Walking Ability Study Benefits Stroke Survivors

Stroke is the leading cause of disability in older adults in the United States, but research by Clarkson University Associate Professor of Physical Therapy George Fulk and his colleagues is pointing the way to recovery for people who are relearning how to walk.

Using data collected over a number of years from two other large clinical trials, the Potsdam, N.Y. researcher and his team were able to create and analyze one large database. Their results show a six-minute walk test is the strongest predictor of walking activity in the home and community for stroke survivors. That information, in turn, helps map the most effective steps for physical rehabilitation and independence.

“One of my main focuses in research and my passion in physical therapy is to better understand how physical therapy interventions help people with stroke to relearn to walk again, so we need to better understand how to measure walking activity,” says Fulk. “We can’t follow patients around all day, so we measure how they walk in the clinic to try to understand out how they will function in the community and at home. A lot of times clinic and at-home experiences don’t match, though.”

For example, some people perform better in a clinic because it’s a closed safe environment with not as many obstacles to walking. Sometimes, patients could be afraid of falling or they may not have the social support to get out, he notes. Then again, some people may not seem to be as likely to succeed but they just do it.

Please read next:  Blood-clotting protein prevents repair in the brain

walking abilityStep activity monitors turned out to be the answer to the puzzle of how much and how well stroke survivors were walking. Among the factors they measured, researchers found that walking endurance with the six-minute walk test was the strongest individual predictor of community walking activity.

The study matches Fulk’s belief that a person’s walking endurance, motor function, and balance are essential for walking activity after a stroke, so rehabilitation interventions should focus on these areas to improve a stroke survivor’s ability to walk once they leave the hospital or clinic.

“The more we can learn, the more we can help them have a better recovery,” Fulk says.

He and his Clarkson University colleague, Assistant Professor of Mathematics Ying He, and Assistant Professor of Rehabilitation Sciences Pierce Boyne and Associate Professor of Rehabilitation Sciences Kari Dunning, both of the University of Cincinnati, published their results online in the journal Stroke on Jan. 5.

Story Source: Clarkson University. “Study on walking ability shows path to treatment for stroke survivors.” ScienceDaily.
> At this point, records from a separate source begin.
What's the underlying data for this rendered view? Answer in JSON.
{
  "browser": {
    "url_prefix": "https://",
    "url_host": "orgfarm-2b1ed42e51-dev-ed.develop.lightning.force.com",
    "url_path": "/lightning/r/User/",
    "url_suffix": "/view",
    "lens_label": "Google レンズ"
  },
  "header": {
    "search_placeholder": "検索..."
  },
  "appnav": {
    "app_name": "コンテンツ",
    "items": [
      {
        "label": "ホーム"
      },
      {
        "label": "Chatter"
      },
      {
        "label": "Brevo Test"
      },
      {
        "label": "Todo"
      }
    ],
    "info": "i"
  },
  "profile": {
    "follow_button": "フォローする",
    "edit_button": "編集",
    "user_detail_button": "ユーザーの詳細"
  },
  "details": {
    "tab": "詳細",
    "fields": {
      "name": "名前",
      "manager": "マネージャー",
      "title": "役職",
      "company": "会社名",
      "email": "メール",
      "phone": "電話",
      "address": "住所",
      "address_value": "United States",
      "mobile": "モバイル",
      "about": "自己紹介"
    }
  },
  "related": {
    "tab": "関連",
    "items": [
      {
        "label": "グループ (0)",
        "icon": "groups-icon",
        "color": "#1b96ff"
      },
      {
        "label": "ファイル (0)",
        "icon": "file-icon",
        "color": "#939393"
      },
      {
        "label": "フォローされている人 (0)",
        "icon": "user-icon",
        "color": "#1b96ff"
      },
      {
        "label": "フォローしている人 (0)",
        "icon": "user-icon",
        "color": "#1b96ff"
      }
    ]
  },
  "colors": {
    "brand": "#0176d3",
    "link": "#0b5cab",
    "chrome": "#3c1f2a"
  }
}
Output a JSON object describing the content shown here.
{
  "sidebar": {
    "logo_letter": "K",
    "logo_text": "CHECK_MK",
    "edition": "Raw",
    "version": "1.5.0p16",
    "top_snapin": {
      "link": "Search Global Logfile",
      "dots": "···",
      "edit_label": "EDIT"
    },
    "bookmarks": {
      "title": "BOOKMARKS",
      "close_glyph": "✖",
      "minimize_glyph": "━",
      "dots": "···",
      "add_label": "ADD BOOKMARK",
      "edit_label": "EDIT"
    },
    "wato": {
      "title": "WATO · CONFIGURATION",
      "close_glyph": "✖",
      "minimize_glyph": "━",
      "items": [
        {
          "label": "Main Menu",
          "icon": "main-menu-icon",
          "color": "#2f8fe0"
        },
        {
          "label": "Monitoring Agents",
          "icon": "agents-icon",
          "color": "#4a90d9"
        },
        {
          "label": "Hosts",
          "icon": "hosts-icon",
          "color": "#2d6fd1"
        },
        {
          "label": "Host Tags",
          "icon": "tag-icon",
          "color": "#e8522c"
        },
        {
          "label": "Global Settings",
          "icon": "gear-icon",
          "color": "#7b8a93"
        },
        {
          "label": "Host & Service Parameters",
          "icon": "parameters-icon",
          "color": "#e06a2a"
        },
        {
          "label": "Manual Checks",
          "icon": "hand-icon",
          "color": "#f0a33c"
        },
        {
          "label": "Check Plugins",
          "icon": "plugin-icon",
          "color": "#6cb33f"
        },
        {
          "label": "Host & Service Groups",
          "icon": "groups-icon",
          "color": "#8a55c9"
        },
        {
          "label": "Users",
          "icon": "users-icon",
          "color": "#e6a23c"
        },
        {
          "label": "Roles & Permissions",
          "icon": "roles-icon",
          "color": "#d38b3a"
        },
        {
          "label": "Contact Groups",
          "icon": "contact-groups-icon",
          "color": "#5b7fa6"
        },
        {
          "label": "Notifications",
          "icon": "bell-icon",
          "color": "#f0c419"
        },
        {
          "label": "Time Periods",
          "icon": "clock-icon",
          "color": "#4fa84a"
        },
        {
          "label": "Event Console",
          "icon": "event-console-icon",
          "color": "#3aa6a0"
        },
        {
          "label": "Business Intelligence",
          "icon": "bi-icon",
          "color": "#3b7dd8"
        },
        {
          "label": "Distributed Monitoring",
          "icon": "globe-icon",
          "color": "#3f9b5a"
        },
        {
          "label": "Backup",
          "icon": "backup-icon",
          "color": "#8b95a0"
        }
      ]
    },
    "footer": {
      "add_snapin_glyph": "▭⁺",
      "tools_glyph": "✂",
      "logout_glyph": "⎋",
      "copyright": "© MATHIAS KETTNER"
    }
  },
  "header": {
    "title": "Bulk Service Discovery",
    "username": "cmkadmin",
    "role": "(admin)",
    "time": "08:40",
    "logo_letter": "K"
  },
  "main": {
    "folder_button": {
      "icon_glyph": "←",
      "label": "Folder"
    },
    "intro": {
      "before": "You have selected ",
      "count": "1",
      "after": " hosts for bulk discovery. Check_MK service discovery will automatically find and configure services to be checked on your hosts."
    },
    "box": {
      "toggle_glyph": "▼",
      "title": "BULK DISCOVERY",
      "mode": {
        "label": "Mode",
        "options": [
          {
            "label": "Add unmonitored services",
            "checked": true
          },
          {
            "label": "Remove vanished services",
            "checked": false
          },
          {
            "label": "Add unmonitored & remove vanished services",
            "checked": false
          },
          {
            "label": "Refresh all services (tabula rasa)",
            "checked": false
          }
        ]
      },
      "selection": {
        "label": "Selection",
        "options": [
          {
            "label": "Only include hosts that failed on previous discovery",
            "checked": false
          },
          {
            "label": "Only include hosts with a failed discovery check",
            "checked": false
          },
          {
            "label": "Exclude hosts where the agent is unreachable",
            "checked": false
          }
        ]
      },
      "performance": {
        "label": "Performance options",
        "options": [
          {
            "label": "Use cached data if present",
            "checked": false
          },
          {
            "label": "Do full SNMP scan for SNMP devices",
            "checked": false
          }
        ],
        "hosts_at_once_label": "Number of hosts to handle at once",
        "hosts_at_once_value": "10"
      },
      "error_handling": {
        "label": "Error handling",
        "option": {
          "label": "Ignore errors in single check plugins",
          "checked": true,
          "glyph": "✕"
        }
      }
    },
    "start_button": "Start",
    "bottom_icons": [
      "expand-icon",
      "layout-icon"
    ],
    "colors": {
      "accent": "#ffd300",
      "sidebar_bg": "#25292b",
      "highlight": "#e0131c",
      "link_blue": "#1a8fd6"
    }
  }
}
ScienceDaily, 20 February 2017. <www.sciencedaily.com/releases/2017/02/170220191728.htm>.